The DCEO is investigating allegations that some officials in the current and previous government were paid millions in bribes to award the M298 million ID tender to Nikuv International Projects in March last year.
The minister, whose name is known to this paper, is one of those suspected to have benefited from the M30 million that Nikuv allegedly gave to state officials.
The minister cannot be named in this report because he could not be reached for comment.
This newspaper can reveal that in June the DCEO asked the minister to come for questioning over his alleged involvement in the scandal.
The minister is said to have agreed to cooperate on condition that the DCEO gets approval from Prime Minister Tom Thabane.
The anticorruption unit then applied for the approval from Thabane who granted it three weeks ago, according to three sources close to the investigation.
Investigations by this paper have revealed that two weeks ago the minister was informed of the approval by Thabane and he promised that he would be available for the interview within a week.
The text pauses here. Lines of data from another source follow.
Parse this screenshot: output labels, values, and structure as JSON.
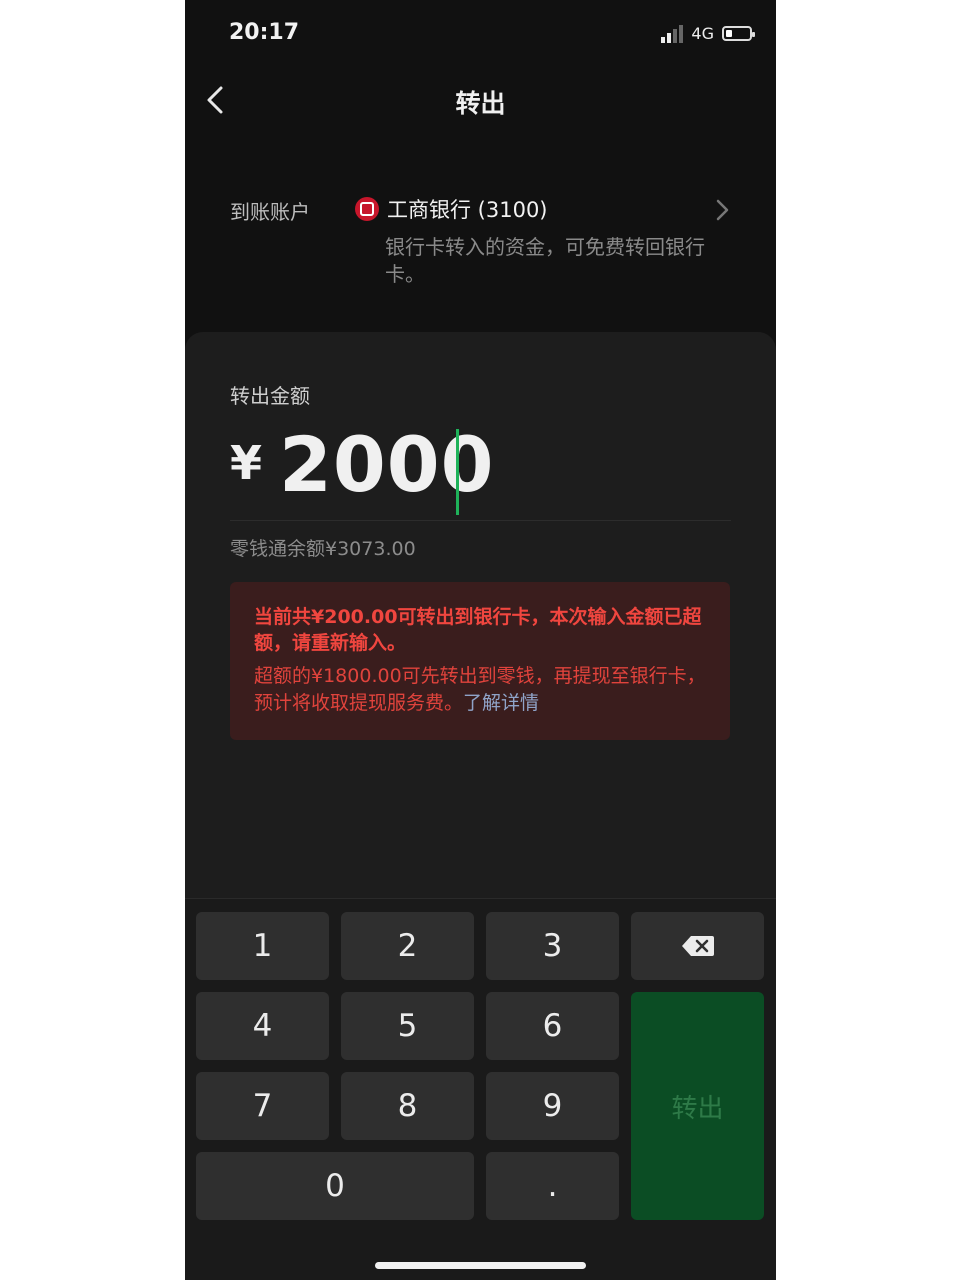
{
  "status_bar": {
    "time": "20:17",
    "network": "4G",
    "battery_level": 0.25
  },
  "nav": {
    "title": "转出"
  },
  "account": {
    "label": "到账账户",
    "bank_name": "工商银行 (3100)",
    "note": "银行卡转入的资金，可免费转回银行卡。"
  },
  "amount": {
    "label": "转出金额",
    "currency_symbol": "¥",
    "value": "2000",
    "balance_text": "零钱通余额¥3073.00"
  },
  "warning": {
    "main": "当前共¥200.00可转出到银行卡，本次输入金额已超额，请重新输入。",
    "sub": "超额的¥1800.00可先转出到零钱，再提现至银行卡，预计将收取提现服务费。",
    "link": "了解详情"
  },
  "keypad": {
    "keys": [
      "1",
      "2",
      "3",
      "4",
      "5",
      "6",
      "7",
      "8",
      "9",
      "0",
      "."
    ],
    "submit_label": "转出"
  },
  "colors": {
    "background": "#111111",
    "card": "#1d1d1d",
    "warning_bg": "#3a1d1d",
    "warning_text": "#f0463f",
    "link": "#8fa3c8",
    "cursor": "#1fb25a",
    "submit_bg": "#0b4d24",
    "key_bg": "#2f2f2f"
  },
  "icons": {
    "back": "chevron-left-icon",
    "account_chevron": "chevron-right-icon",
    "bank_logo": "icbc-logo-icon",
    "backspace": "backspace-icon",
    "signal": "signal-icon",
    "battery": "battery-icon"
  }
}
But when the DCEO called him again a week later the minister said he would not be cooperating with the investigators.
“He has steadfastly refused to talk to the DCEO,” said a source.
The minister is alleged to have received the bribes when he was still in the previous government.
The details of the corrupt payments to him have been gleaned from computers the DCEO confiscated from Nikuv in a raid in March.
This paper understands that the payments were made through a number of agents so that they could not be traced back to the company.
Some of the money is alleged to have been laundered through various fake companies and business transactions before it reached the recipients.
The minister’s refusal to cooperate might force the DCEO to proceed by way of an arrest but sources say there is fear in the government that the move might endanger the coalition.
There are unconfirmed reports that the parties in the coalition hold different views on how the investigation and possible prosecutions should be handled.
In April the DCEO raided the home of Retšelisitsoe Khetsi, the former principal secretary of the Ministry of Home Affairs, who is said to have played a role in the controversial awarding of the tender to Nikuv International Projects.
This followed the DCEO’s discovery that Khetsi signed the contract with Nikuv two months before cabinet approved the deal.
The anticorruption unit also raided the home and office of the principal secretary of the Ministry of Finance, Mosito Khethisa.
To avoid prosecution Nikuv officials have agreed to turn into state witnesses.
This paper understands that although the officials have named some government officials involved in the corrupt deal they have requested that the DCEO had put the arrests on hold until they have finished the project.
This, sources say, is because of fear of reprisal if the suspects are arrested before Nikuv officials leave the country.
This condition is also included in the plea-bargain deal the company signed with the DCEO, according to a source.
Officials in the Ministry of Home Affairs told the Sunday Express that they expect Nikuv officials to leave the country sometime next month.
They said this is when the company would have completed the roll-out and training of local staff.